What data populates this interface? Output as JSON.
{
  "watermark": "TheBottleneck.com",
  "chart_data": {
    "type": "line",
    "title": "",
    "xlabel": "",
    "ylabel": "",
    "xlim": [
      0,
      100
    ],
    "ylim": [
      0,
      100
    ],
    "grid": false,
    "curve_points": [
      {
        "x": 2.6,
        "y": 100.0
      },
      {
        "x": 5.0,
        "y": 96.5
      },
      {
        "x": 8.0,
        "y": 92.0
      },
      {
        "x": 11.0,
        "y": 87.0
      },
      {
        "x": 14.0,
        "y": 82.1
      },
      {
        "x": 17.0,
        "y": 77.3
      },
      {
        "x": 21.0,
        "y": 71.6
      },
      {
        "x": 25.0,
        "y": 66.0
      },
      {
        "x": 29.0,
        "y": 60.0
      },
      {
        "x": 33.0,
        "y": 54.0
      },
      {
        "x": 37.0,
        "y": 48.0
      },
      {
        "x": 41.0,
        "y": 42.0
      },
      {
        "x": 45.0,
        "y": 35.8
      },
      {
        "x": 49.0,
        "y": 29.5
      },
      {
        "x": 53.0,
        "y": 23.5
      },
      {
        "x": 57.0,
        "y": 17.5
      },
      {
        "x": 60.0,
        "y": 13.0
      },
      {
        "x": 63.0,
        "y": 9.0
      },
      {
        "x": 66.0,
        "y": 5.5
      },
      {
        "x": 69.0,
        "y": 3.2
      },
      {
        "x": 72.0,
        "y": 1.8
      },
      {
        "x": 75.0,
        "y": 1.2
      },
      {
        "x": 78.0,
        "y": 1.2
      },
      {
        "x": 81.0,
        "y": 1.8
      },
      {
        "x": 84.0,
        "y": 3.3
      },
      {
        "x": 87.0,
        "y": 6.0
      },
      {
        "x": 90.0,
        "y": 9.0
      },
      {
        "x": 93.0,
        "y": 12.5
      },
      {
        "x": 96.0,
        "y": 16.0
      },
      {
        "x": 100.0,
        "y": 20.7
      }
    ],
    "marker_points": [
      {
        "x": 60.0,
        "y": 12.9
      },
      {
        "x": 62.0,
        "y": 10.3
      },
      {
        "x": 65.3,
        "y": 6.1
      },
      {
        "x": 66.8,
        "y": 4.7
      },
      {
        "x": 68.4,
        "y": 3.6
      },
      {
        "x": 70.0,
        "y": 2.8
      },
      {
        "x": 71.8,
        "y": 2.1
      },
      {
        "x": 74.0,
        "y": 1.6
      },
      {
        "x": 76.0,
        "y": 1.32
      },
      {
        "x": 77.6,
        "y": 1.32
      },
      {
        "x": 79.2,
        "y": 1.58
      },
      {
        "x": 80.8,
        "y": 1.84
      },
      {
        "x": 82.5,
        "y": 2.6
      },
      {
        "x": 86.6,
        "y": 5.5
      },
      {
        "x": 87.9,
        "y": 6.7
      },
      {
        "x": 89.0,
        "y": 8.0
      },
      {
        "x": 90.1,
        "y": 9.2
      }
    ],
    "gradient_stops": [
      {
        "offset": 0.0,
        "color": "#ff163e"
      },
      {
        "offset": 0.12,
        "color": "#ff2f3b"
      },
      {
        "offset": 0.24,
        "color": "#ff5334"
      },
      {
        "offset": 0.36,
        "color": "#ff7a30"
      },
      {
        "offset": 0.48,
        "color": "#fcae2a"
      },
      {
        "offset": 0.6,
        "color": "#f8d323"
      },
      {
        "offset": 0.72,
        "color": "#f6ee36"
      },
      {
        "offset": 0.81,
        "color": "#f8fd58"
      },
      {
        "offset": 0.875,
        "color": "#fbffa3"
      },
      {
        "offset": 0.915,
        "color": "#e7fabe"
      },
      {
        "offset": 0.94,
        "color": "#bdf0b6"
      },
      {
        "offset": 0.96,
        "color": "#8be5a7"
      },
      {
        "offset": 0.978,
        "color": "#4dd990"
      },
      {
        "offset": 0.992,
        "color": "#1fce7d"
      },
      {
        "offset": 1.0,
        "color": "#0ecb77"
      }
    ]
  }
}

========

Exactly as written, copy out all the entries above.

[RESPONSE FOR THIS EXERCISE]:
What data populates this interface? Output as JSON.
{
  "watermark": "TheBottleneck.com",
  "chart_data": {
    "type": "line",
    "title": "",
    "xlabel": "",
    "ylabel": "",
    "xlim": [
      0,
      100
    ],
    "ylim": [
      0,
      100
    ],
    "grid": false,
    "curve_points": [
      {
        "x": 2.6,
        "y": 100.0
      },
      {
        "x": 5.0,
        "y": 96.5
      },
      {
        "x": 8.0,
        "y": 92.0
      },
      {
        "x": 11.0,
        "y": 87.0
      },
      {
        "x": 14.0,
        "y": 82.1
      },
      {
        "x": 17.0,
        "y": 77.3
      },
      {
        "x": 21.0,
        "y": 71.6
      },
      {
        "x": 25.0,
        "y": 66.0
      },
      {
        "x": 29.0,
        "y": 60.0
      },
      {
        "x": 33.0,
        "y": 54.0
      },
      {
        "x": 37.0,
        "y": 48.0
      },
      {
        "x": 41.0,
        "y": 42.0
      },
      {
        "x": 45.0,
        "y": 35.8
      },
      {
        "x": 49.0,
        "y": 29.5
      },
      {
        "x": 53.0,
        "y": 23.5
      },
      {
        "x": 57.0,
        "y": 17.5
      },
      {
        "x": 60.0,
        "y": 13.0
      },
      {
        "x": 63.0,
        "y": 9.0
      },
      {
        "x": 66.0,
        "y": 5.5
      },
      {
        "x": 69.0,
        "y": 3.2
      },
      {
        "x": 72.0,
        "y": 1.8
      },
      {
        "x": 75.0,
        "y": 1.2
      },
      {
        "x": 78.0,
        "y": 1.2
      },
      {
        "x": 81.0,
        "y": 1.8
      },
      {
        "x": 84.0,
        "y": 3.3
      },
      {
        "x": 87.0,
        "y": 6.0
      },
      {
        "x": 90.0,
        "y": 9.0
      },
      {
        "x": 93.0,
        "y": 12.5
      },
      {
        "x": 96.0,
        "y": 16.0
      },
      {
        "x": 100.0,
        "y": 20.7
      }
    ],
    "marker_points": [
      {
        "x": 60.0,
        "y": 12.9
      },
      {
        "x": 62.0,
        "y": 10.3
      },
      {
        "x": 65.3,
        "y": 6.1
      },
      {
        "x": 66.8,
        "y": 4.7
      },
      {
        "x": 68.4,
        "y": 3.6
      },
      {
        "x": 70.0,
        "y": 2.8
      },
      {
        "x": 71.8,
        "y": 2.1
      },
      {
        "x": 74.0,
        "y": 1.6
      },
      {
        "x": 76.0,
        "y": 1.32
      },
      {
        "x": 77.6,
        "y": 1.32
      },
      {
        "x": 79.2,
        "y": 1.58
      },
      {
        "x": 80.8,
        "y": 1.84
      },
      {
        "x": 82.5,
        "y": 2.6
      },
      {
        "x": 86.6,
        "y": 5.5
      },
      {
        "x": 87.9,
        "y": 6.7
      },
      {
        "x": 89.0,
        "y": 8.0
      },
      {
        "x": 90.1,
        "y": 9.2
      }
    ],
    "gradient_stops": [
      {
        "offset": 0.0,
        "color": "#ff163e"
      },
      {
        "offset": 0.12,
        "color": "#ff2f3b"
      },
      {
        "offset": 0.24,
        "color": "#ff5334"
      },
      {
        "offset": 0.36,
        "color": "#ff7a30"
      },
      {
        "offset": 0.48,
        "color": "#fcae2a"
      },
      {
        "offset": 0.6,
        "color": "#f8d323"
      },
      {
        "offset": 0.72,
        "color": "#f6ee36"
      },
      {
        "offset": 0.81,
        "color": "#f8fd58"
      },
      {
        "offset": 0.875,
        "color": "#fbffa3"
      },
      {
        "offset": 0.915,
        "color": "#e7fabe"
      },
      {
        "offset": 0.94,
        "color": "#bdf0b6"
      },
      {
        "offset": 0.96,
        "color": "#8be5a7"
      },
      {
        "offset": 0.978,
        "color": "#4dd990"
      },
      {
        "offset": 0.992,
        "color": "#1fce7d"
      },
      {
        "offset": 1.0,
        "color": "#0ecb77"
      }
    ]
  }
}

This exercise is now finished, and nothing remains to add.